'''

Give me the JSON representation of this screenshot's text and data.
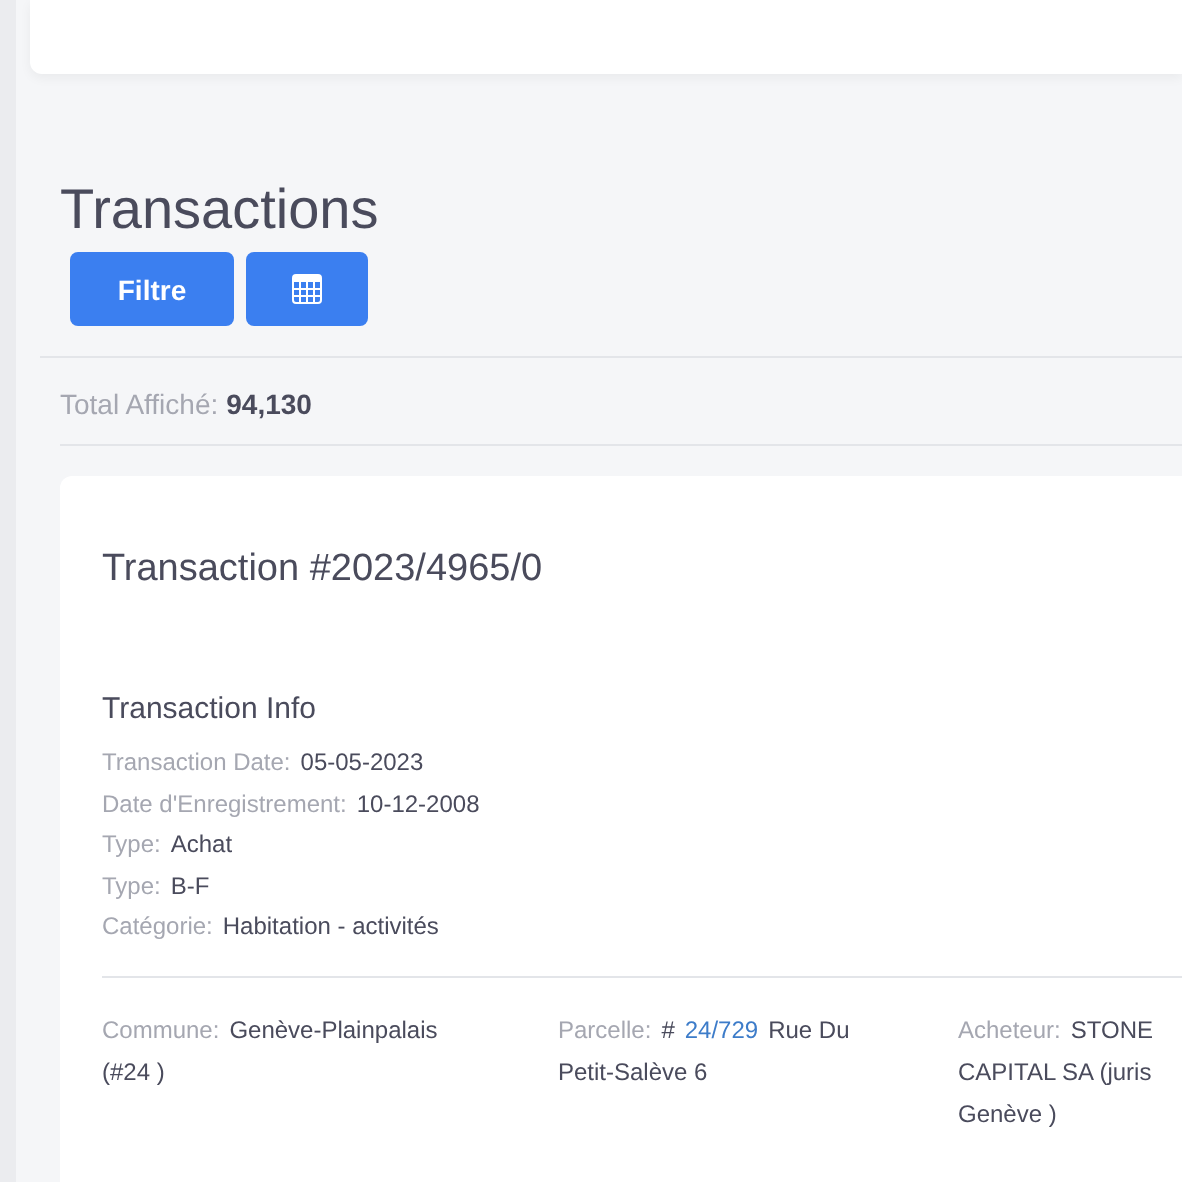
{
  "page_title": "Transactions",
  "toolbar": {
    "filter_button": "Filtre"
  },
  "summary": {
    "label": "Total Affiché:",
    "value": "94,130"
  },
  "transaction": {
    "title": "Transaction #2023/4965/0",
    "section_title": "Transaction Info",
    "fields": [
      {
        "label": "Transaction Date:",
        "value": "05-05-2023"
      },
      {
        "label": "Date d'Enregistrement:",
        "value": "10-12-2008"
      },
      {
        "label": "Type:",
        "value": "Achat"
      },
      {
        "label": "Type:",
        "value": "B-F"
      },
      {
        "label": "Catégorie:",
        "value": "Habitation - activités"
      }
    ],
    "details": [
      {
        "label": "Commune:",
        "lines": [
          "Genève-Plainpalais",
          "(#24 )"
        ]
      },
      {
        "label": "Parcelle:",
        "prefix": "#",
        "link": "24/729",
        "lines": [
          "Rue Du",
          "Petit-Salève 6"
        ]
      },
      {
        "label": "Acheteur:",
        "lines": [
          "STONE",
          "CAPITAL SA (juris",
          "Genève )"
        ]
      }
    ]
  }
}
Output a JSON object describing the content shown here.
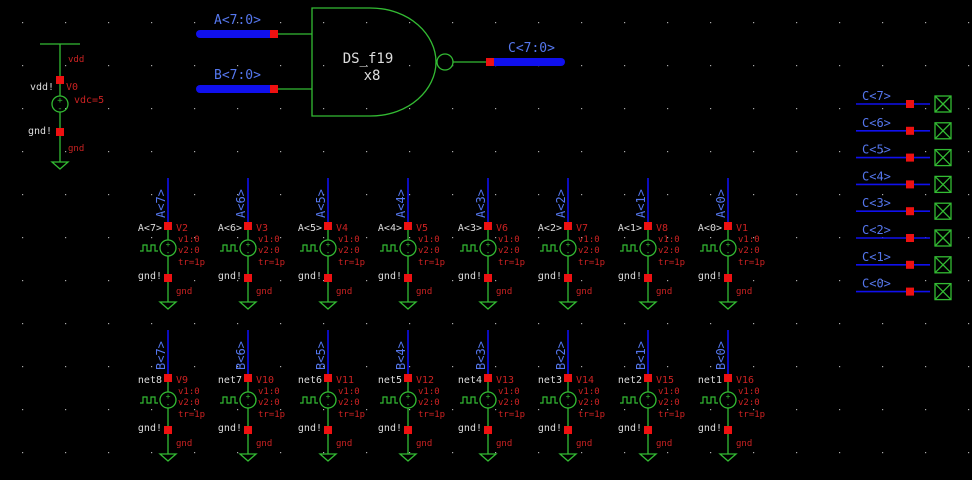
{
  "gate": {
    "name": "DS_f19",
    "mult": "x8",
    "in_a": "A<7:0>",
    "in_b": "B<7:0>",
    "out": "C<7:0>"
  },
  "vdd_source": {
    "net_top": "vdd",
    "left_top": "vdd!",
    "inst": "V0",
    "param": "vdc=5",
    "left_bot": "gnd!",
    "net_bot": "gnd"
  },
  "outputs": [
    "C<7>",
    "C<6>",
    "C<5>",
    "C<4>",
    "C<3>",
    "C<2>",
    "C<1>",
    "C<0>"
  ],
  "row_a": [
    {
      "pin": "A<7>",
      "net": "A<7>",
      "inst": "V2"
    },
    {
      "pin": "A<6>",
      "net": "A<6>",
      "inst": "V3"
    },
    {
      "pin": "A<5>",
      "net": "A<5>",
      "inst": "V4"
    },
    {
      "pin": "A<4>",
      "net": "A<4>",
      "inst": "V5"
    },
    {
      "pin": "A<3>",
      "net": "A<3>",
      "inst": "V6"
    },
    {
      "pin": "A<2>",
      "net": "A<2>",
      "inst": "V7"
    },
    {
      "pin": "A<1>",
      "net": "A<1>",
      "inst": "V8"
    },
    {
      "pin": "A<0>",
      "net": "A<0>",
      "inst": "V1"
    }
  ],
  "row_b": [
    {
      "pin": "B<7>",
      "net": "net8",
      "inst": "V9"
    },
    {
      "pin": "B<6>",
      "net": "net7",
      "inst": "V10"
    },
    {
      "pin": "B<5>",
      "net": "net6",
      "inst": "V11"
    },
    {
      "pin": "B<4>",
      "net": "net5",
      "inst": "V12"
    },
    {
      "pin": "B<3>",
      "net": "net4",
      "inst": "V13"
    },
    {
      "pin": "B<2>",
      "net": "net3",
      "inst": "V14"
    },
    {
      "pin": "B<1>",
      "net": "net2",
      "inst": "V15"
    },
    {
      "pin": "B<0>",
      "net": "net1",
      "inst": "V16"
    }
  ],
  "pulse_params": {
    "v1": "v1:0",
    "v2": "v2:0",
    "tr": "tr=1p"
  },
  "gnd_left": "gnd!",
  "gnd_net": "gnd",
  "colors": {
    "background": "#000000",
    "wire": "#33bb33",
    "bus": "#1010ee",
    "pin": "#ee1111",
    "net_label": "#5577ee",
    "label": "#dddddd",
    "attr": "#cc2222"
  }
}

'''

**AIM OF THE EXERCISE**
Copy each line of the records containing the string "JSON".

**YOUR RESPONSE**
Give me the JSON representation of this screenshot's text and data.
Output a JSON object describing the content shown here.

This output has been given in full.